Jeff Still (Howard), Shayna Blass (Charlotte), Xavier Scott Evans (Jonny) and Emily Townley (Lucinda) in “The Mystery of Love & Sex.” (Margot Schulman)

Black/white, Jewish/Christian, gay/straight — which are the markers that matter? The identity minefield is intensely charted territory, but playwright Bathsheba Doran navigates it with unusual grace in the entirely enjoyable play “The Mystery of Love & Sex.”

Doran’s writing credits include TV’s “Masters of Sex” and “Boardwalk Empire,” yet “Mystery” actually feels a little more like a novel as it sweeps across five years, watching a 21-year-old ponder what on earth it might mean to be a whole person. The scenes are detailed and unhurried, and in the smartly cast Signature Theatre production, you come to know each of the saga’s four characters well.

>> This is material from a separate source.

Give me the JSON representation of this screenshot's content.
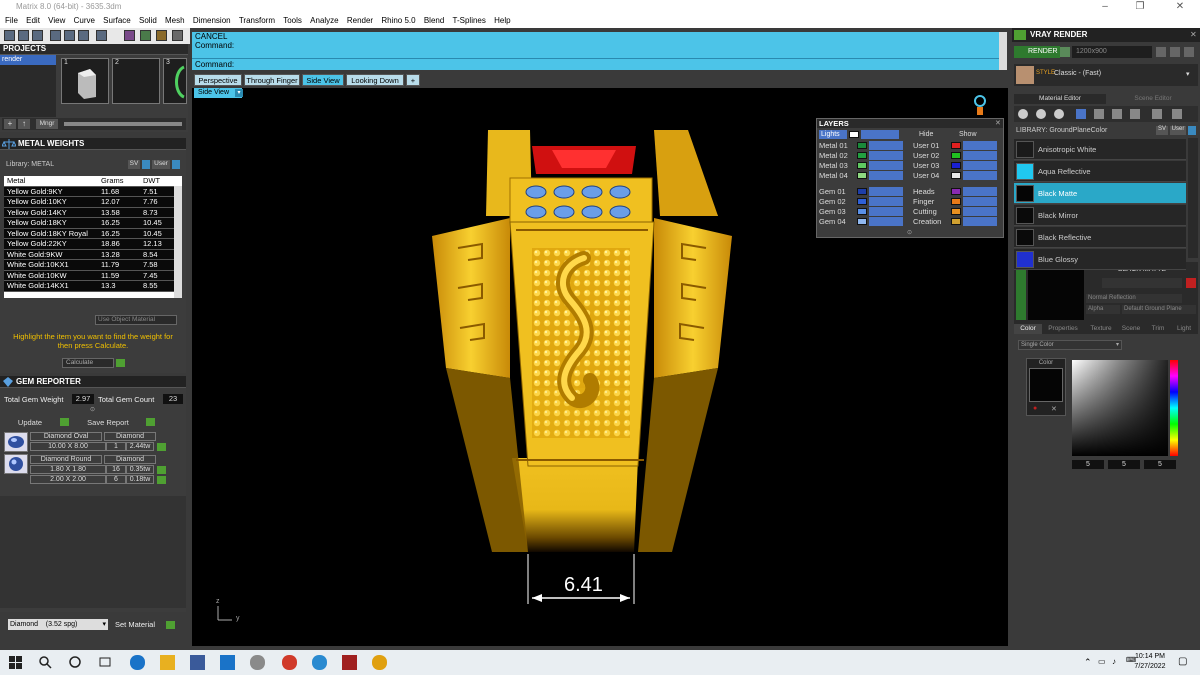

Charlotte, the white 21-year-old, seems to be attracted to Jonny, a black friend she’s had since they were 9. So, her parents wonder during a comical dinner in her cramped dorm room: Is this serious? After the adults leave, Charlotte soberly asks more or less the same thing, while adding a wrinkle. She confides to Jonny that, um, maybe she’s gay.

Jonny’s a Baptist and a virgin, despite the naked suggestion by Charlotte, who is Jewish (the brief nudity here is touching and amusing). The domestic confusion escalates as we learn about Charlotte’s parents: Howard is a Jewish author of detective fiction, and Lucinda is a Southern belle and lapsed Catholic who’s trying to quit smoking. The plot thickens even more as Doran contemplates Jonny’s longtime role around this family.

The acting in Stella Powell-Jones’s production is earthy and entertaining – it’s a funny show, yet it always feels honest enough that you can’t be sure how tragically things might turn out. Shayna Blass, an actress who is proving to be among the city’s most reliable performers, is wonderfully nuanced as Charlotte, whose impulses are all over the place. Blass makes this feel natural, even when the prickly Charlotte tries to unwind and dance, one of Blass’s many endearing moments. It’s easy to believe what a mess this kid is, and Blass thoughtfully never pushes our affections away from Charlotte.


Shayna Blass (Charlotte), Jeff Still (Howard) and Emily Townley (Lucinda) in “The Mystery of Love & Sex” at Signature Theatre. (Margot Schulman)

As Jonny, Xavier Scott Evans is tense in an entirely different way. Evans is excellent with Jonny’s tight, earnest talk, whether arguing with a demanding Charlotte or nervously squaring off with Howard. The parents gradually emerge in full color after starting out in sitcom style. Jeff Still crackles with spontaneity as Howard, bubbling with anxious support for Charlotte and counterpunching in self-defense about his writing. As Lucinda, Emily Townley is perfection: Doran arms Lucinda with most of the one-liners, and Townley’s comic timing is as good as it gets. Lucinda also articulates Doran’s cosmic views on life’s big mysteries, and Townley — especially in a sweet but difficult scene with Blass — lifts the show into its most expansive realm.

Doran, who was born in England and lives in Brooklyn, has received mixed reviews for her script in Los Angeles (“soap opera”) and at New York’s Lincoln Center for the Performing Arts (“tender and funny”), where Tony Shalhoub and Diane Lane played the parents and apparently he was the funny one. This production is comfortable, with understated costumes from Ásta Bennie Hostetter and a spare design from James Kronzer — whose movie house set for “The Flick” next door in Signature’s Ark theater, by the way, is wildly good — that efficiently creates a lonely, upscale world. The actors, in particular, may have captured the most convincing tone of “Mystery.”

The Mystery of Love & Sex by Bathsheba Doran. Directed by Stella Powell-Jones. With David A. Schmidt. Lights, Jesse Belsky; sound design and music remix, James Bigbee Garver. About 2 hours and 15 minutes. Through May 8 at Signature Theatre, 4200 Campbell Ave., Arlington. Tickets $40-$89, subject to change. Call 703-820-9771 or visit www.sigtheatre.org